Frank Shorter, for one, finds such a measured unfolding to Macdonald's advantage. "Patience really is a virtue in what we do," he says. "By that I mean having the faith in your own training and talent to carry you through the years it takes to improve. There is that certainty about Duncan. You know he's going to be a lot better. It's scary."
These observations of internal compensatory drives and inevitable greatness leave Macdonald cold. He believes his motives essentially are unchanged from when he began running in the eighth grade. "Basically, I just like it, and I like it best when it's fast. I don't get a particular thrill out of beating people. Although there are a few...."
"I'm not telling. It's all so tactical anyway. Only thing worse than leading all the way and getting outkicked is following all the way and getting outkicked."
Kardong insists on the last word on the subject. "Duncan is very competitive, but not in a normal way. He was famous for the intensity of his interval workouts. No one could stay with him. Still, he is so low key off the track that you suspect running may be his way of screaming."
In the Munich Olympic year, the scream was more of a moan. By 1972 his personal best for the mile was down to 3:58.4. At the Trials, Macdonald ran strongly in all his races, but despite the fastest last lap of his life in the 1,500-meter finals, he could not match the finishing speed of Jim Ryun, Dave Wottle and three others and finished sixth. Nevertheless, he toured Europe that summer and even showed up in the Olympic Village with a superbly forged pass. In 1973 Macdonald began medical school at the University of Hawaii. "By that time I figured I was a marathoner simply because it seemed to be my one opportunity to continue running," he says. "My right Achilles tendon [noticeably thicker than his left because of scar tissue] was being affected by work on the track." Macdonald won the Honolulu marathon that year in a modest 2:28, but the following spring the tendon needed surgery.
He recuperated in a shack in overgrown Palolo Valley behind Honolulu, a dwelling which began life as a bamboo pole between a couple of trees with a plastic sheet thrown over it. "Then it gradually grew up with layers of window frames and storm doors that we'd move around according to the direction of the rain," he says. "Still, it was only the size of a small living room and wouldn't pass any conceivable health code, what with the centipedes and mosquitoes." Macdonald tells of all this with the horrifying zest of a survivor, and, in fact, 1974-75 certainly was the nadir of his running life. "Yeah, I guess it was awful, slogging in my cast through the mud, fighting the cockroaches for possession of my medical books."
Eventually, Macdonald began to jog and then run again, somehow wedging in the time amid his studies.

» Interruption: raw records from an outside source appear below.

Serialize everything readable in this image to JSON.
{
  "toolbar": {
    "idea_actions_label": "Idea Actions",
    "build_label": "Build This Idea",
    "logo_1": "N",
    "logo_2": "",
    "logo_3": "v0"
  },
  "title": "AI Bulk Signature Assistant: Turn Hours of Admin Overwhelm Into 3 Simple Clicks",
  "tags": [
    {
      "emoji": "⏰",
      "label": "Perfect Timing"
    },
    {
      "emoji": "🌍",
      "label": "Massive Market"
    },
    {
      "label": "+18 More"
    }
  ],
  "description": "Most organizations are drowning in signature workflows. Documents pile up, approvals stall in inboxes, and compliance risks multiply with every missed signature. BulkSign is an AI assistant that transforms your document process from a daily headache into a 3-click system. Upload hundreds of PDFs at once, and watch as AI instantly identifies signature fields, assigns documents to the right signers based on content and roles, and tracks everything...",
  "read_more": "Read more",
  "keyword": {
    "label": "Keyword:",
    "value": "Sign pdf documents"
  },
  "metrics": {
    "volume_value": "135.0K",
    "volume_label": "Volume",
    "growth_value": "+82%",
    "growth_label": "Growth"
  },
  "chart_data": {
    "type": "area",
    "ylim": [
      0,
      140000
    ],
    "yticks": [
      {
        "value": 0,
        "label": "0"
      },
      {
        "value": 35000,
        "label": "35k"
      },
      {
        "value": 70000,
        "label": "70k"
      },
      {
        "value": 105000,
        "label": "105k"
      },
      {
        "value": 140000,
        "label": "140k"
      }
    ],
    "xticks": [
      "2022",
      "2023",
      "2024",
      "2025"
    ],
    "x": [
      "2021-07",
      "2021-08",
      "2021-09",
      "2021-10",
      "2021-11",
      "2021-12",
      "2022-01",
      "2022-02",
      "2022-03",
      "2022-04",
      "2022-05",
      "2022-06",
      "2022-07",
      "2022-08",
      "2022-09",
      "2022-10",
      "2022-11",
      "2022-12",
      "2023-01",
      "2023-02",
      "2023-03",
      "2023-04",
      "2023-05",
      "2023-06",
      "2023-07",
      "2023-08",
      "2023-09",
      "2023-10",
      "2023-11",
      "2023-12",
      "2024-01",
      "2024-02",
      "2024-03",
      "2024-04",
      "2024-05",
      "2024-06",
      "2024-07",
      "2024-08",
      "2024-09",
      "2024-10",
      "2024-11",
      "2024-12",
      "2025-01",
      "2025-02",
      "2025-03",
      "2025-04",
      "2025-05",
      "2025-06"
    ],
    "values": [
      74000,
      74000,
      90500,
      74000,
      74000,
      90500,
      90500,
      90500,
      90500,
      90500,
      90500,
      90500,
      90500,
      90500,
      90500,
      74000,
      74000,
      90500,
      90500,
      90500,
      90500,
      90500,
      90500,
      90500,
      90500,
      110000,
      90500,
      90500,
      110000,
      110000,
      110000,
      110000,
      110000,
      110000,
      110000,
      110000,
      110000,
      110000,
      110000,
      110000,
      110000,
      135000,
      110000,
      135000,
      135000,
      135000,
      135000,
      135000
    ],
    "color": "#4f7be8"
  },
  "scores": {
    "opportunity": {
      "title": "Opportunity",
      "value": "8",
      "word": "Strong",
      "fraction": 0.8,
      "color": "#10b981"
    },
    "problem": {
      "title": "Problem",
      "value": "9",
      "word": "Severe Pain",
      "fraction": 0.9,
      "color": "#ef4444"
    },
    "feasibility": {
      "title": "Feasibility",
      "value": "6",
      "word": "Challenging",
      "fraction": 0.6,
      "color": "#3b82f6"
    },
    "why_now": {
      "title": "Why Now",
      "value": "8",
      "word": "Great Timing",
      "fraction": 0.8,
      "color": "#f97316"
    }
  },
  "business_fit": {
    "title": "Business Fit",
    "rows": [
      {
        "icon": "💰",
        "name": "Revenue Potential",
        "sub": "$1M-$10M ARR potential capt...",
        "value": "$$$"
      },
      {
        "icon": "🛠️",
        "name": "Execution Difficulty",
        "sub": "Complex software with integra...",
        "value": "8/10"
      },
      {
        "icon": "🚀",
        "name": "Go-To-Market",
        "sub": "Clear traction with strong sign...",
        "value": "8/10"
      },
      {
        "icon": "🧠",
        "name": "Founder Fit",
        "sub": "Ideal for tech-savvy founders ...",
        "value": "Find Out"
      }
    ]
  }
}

He now confides the lesson of his experience in combining training and medical school: "It can't be done." Pressed, he allows that if one is a distance runner who seldom needs a track or weight room, one might have a chance, although "there is a rather primal conflict between sleeping and not sleeping." Never a lengthy trainer—70 miles per week suits him nicely, while Shorter often does twice that—Macdonald napped every day in the medical library of his assigned hospital, snoring beside the bemused physicians. "When I enter my internship and residency, I'll have to cut way back," he says. Until then, however, Macdonald has been able to take some time away from school to run. Thus, he arrived at the summer of '76 in unusual condition: sound and fit.